Yukina Savoy: Yukina savoy has a dark green leaf and tender celery like stalk . Use like you would spinach in stir fry, salads or add to soup.

Bok Choi: These stalks are good to use like celery and the leafy greens are fine raw or sauted.  Chop and add other greens, sauté in butter and salt/pepper to taste.

Kohlrabi:  See Feature on back of newsletter

Green Leaf, Baby Red Romaine or Red Boston Lettuce:Lettuce is a great base for salads, top for sandwiches and can be use as a “tortilla” to wrap up other raw veggies for a fast veggie boost.

Strawberries:  A fantastic snack alone.  Try making strawberry pie or put in your pancakes for breakfast, chocolate covered is always nice or how about a fresh strawberry daiquiri.  Freeze for later use if storing for longer than three or four days in the fridge.

Choice -Spring Radish:  A crunchy treat in salads or sauté in butter to tame down its bite.  Store in plastic bag in fridge for 3-5 days.  The CHOICE box is for VEGGIE share members only.  Please only take one portion, if you choose.

CSA #5

Instead of just making a list of the veggies, here is what the newsletter actually says about them:

Green Onions – Egyptian Walking or Potato: Chop and top baked potatoes, potato skins or add to soups and salads.  The Egyptian Walking onion has hollow stalks, perfect for stuffing with anything you might stuff ravioli with and then steam.

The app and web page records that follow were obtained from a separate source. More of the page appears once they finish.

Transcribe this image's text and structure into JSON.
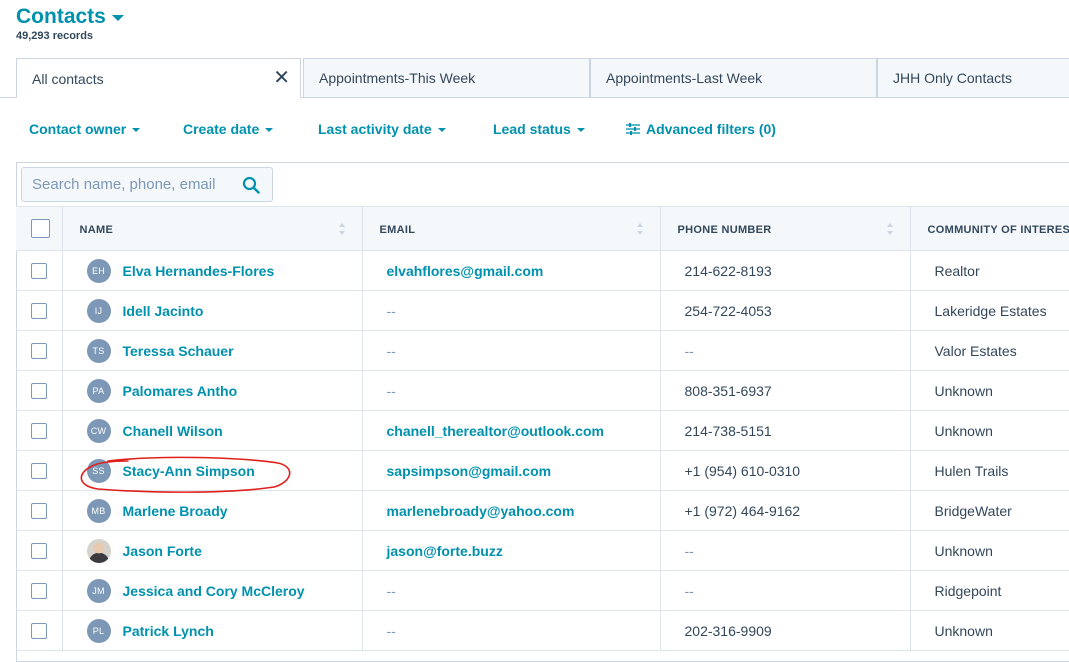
{
  "header": {
    "title": "Contacts",
    "records": "49,293 records"
  },
  "tabs": [
    {
      "label": "All contacts",
      "active": true
    },
    {
      "label": "Appointments-This Week"
    },
    {
      "label": "Appointments-Last Week"
    },
    {
      "label": "JHH Only Contacts"
    }
  ],
  "filters": {
    "contact_owner": "Contact owner",
    "create_date": "Create date",
    "last_activity_date": "Last activity date",
    "lead_status": "Lead status",
    "advanced": "Advanced filters (0)"
  },
  "search": {
    "placeholder": "Search name, phone, email"
  },
  "columns": {
    "name": "NAME",
    "email": "EMAIL",
    "phone": "PHONE NUMBER",
    "community": "COMMUNITY OF INTEREST"
  },
  "rows": [
    {
      "initials": "EH",
      "name": "Elva Hernandes-Flores",
      "email": "elvahflores@gmail.com",
      "phone": "214-622-8193",
      "community": "Realtor"
    },
    {
      "initials": "IJ",
      "name": "Idell Jacinto",
      "email": "--",
      "phone": "254-722-4053",
      "community": "Lakeridge Estates"
    },
    {
      "initials": "TS",
      "name": "Teressa Schauer",
      "email": "--",
      "phone": "--",
      "community": "Valor Estates"
    },
    {
      "initials": "PA",
      "name": "Palomares Antho",
      "email": "--",
      "phone": "808-351-6937",
      "community": "Unknown"
    },
    {
      "initials": "CW",
      "name": "Chanell Wilson",
      "email": "chanell_therealtor@outlook.com",
      "phone": "214-738-5151",
      "community": "Unknown"
    },
    {
      "initials": "SS",
      "name": "Stacy-Ann Simpson",
      "email": "sapsimpson@gmail.com",
      "phone": "+1 (954) 610-0310",
      "community": "Hulen Trails"
    },
    {
      "initials": "MB",
      "name": "Marlene Broady",
      "email": "marlenebroady@yahoo.com",
      "phone": "+1 (972) 464-9162",
      "community": "BridgeWater"
    },
    {
      "initials": "",
      "name": "Jason Forte",
      "email": "jason@forte.buzz",
      "phone": "--",
      "community": "Unknown"
    },
    {
      "initials": "JM",
      "name": "Jessica and Cory McCleroy",
      "email": "--",
      "phone": "--",
      "community": "Ridgepoint"
    },
    {
      "initials": "PL",
      "name": "Patrick Lynch",
      "email": "--",
      "phone": "202-316-9909",
      "community": "Unknown"
    }
  ],
  "colors": {
    "accent": "#0091ae",
    "text": "#33475b",
    "avatar": "#7c98b6",
    "annotation": "#e0201b"
  }
}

Garlic Scapes: Cut into small pieces and add to soup or slice thin and add to meats, rice or wherever you would like an onion/garlic flavor.  Every part of the scape is edible.  Store in a plastic bag in the fridge.
Bok Choi : See Feature on the back of the newsletter
Rhubarb: Apple sauce?  Try rhubarb sauce.  Simmer rhubarb in just a little bit of water for 45 minutes to an hour. Stir, let cool, store in fridge and eat cold.  Add sugar, honey or your preferred sweetener if desired.
Asparagus: Last week for this!  A favorite fresh or grilled.  Try sliced thin, toss with a little lemon juice, salt and pepper to taste.
Yukina Savoy: A great green to add to stir fry and salads.
Pea Vine: As pea vine matures, the stems get tough starting from the base.  The tops of the pea vine stems may still be tender enough to enjoy. Simply pick the leaves off of the tough stems and toss in a salad.
Baby Broccoli: Raw, in salads, with veggie dip or grilled, this tender plant has a slightly sweet flavor.
Arugula, Salad Mix, Spinach or Sauté Mix: Any of these would be great as the base for a wilted salad with a warm bacon vinaigrette and hard boiled eggs.
Ostergruss Radish:  A beautiful rose-pink color, these radishes are easy to munch on as is and good in salads.
Strawberries:  Oh yes, it is that time once again.  These sweet berries are great raw and make a delightful strawberry vinaigrette for spinach salads.  Just the start of the season, these are from our beds of the Earliglow variety.
Greenleaf Lettuce:  An excellent green to add to salads or top your sandwich.
Baby Red Romaine: A sweet, deliciously crisp and tender lettuce to mix in with most anything in this box to create an awesome salad.